Fuller's section of Gibson's battery was now ordered to open fire at the outlet of the road. The enemy warmly returned the fire from a battery in a redoubt perhaps a thousand yards to the left front. It becoming serious and the enemy showing more forces, I had to advance to ground where both cavalry and artillery could act freely, and ordered the whole battery to be formed in the open space in front, and placed Lieutenant-Colonel Grier, First Cavalry, with three small squadrons in close column in a slight hollow which I observed near its right flank. The enemy, now constantly reoccupying the works more to our right front, opened a new battery from a fort about 400 yards distant. Their cross-fire of shell and shrapnel became destructive, killing and wounding many horses and a number of officers and men, he having the advantage of a well-ascertained range. Having been in his presence thus about three-quarters of an hour, and no perceiving any effect from Williams' column, I sent Captain Merritt, aide-de-camp, to report the state of affairs, and to ask if you had orders to give. He returned with an order to retire. You undertook, at his request, to send an order to Williams to withdraw. The battery then retired by piece, and Colonel Grier was ordered to cover it. From the loss of horses and the boggy ground four caissons had to be left. To one piece Captain Gibson attached ten horses, but so impracticable was the ground that they were unable to move it, and it became imperatively necessary, under the advance of a very superior force of the enemy and information that a force was sent to cut off our retreat, to abandon it.
Colonel Grier then retired with his last squadron at a walk, which also assisted off the wounded, and so it was charged in the narrow road by a superior force of the enemy's cavalry. Captain Davis, its commander, wheeling about by fours, met and with the greatest gallantry repulsed them. The charge was repeated, and this brave squadron, Baker its second captain, again drove them, capturing a regimental standard and taking a captain prisoner. Colonel Grier highly praises these brave men, but omits to report that he was with them in personal combat with two enemies, one of whom he wounded; that he lost his horse, and was slightly wounded himself.
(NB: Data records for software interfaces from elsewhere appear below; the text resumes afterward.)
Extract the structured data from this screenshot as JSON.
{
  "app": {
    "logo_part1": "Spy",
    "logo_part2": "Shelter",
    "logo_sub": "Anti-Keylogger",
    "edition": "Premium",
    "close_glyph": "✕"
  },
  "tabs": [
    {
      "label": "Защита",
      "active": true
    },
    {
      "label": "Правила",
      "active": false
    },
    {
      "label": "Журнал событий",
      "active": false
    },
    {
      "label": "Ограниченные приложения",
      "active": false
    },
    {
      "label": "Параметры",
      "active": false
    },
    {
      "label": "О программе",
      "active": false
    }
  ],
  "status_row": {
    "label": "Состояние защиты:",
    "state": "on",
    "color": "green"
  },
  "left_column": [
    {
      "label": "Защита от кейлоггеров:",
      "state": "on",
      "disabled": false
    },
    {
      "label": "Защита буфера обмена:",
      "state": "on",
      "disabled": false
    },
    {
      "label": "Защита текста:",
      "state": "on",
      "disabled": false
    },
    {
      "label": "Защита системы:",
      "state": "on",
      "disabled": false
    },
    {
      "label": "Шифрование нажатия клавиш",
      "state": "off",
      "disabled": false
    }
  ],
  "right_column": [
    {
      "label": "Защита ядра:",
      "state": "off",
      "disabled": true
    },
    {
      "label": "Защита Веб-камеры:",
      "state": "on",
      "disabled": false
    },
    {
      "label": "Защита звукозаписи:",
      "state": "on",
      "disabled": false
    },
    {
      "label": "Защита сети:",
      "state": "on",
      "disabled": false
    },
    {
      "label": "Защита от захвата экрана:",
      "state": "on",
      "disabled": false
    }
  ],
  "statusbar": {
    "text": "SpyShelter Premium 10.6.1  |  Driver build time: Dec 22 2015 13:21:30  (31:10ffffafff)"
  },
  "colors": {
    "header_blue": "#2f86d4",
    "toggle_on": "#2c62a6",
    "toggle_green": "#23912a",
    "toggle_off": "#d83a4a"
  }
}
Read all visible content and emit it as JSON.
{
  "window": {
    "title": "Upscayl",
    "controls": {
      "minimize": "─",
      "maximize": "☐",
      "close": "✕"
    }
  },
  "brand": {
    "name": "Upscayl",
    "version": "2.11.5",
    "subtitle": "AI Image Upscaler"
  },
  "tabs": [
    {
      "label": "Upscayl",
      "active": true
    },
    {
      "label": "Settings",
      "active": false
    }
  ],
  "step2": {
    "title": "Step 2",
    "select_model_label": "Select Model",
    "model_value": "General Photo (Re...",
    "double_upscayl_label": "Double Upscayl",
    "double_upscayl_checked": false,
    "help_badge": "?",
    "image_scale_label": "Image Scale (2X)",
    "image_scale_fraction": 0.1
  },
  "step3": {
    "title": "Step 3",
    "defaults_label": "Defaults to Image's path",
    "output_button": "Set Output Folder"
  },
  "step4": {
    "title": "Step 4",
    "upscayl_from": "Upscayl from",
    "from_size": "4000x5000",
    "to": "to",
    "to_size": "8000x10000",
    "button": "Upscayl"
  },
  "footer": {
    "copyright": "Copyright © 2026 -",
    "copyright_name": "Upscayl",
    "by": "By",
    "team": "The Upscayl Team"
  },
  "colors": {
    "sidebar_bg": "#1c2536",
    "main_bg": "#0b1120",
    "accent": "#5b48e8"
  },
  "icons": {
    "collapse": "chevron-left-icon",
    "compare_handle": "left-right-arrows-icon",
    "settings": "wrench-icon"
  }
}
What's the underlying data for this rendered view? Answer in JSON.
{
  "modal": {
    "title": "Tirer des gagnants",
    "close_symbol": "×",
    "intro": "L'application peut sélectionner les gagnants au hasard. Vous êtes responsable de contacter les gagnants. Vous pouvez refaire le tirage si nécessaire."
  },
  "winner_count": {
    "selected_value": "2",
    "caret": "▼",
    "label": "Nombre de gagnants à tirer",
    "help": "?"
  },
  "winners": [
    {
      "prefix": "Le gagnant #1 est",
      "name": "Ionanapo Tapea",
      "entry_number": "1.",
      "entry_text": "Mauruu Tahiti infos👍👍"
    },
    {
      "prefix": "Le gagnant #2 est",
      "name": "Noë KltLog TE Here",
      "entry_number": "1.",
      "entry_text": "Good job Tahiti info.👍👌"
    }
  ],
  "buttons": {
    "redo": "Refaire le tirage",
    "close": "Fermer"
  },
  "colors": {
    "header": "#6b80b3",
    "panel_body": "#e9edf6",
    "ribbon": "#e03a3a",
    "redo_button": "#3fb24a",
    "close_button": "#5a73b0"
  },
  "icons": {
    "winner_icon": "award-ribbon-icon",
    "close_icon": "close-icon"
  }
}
Major Williams' column of four squadrons Sixth Cavalry, taking the road designated, passed the forest and a bad ravine and reached the enemy's works, but by that time he found himself in front of superior forces of infantry, artillery, and cavalry, and very properly ordered platoons about and retreated. In passing the ravine the rear squadron suffered severely from the fire of the enemy's cavalry. It followed them over and was handsomely charged and driven back by this squadron, under their gallant commanders, Captain Sanders and Captain Hays, and their brave subalterns, Lieutenants McClellan and Madden, and suffered severely in its turn in passing the ravine. Sergeant [John F.] Durboran, of Company M, is reported by Captain Sanders as having killed two rebels, captured and brought in their horses and arms.
My command having regained the open ground, dispositions were made by you, in connection with Hays' batteries, to receive the further attacks of the enemy, who were reported to you as marching to surround us.
Lieutenant Kerin, of Savage's flankers, also himself took a rebel captain prisoner. Fiver privates were made prisoners during the advance previous to the action.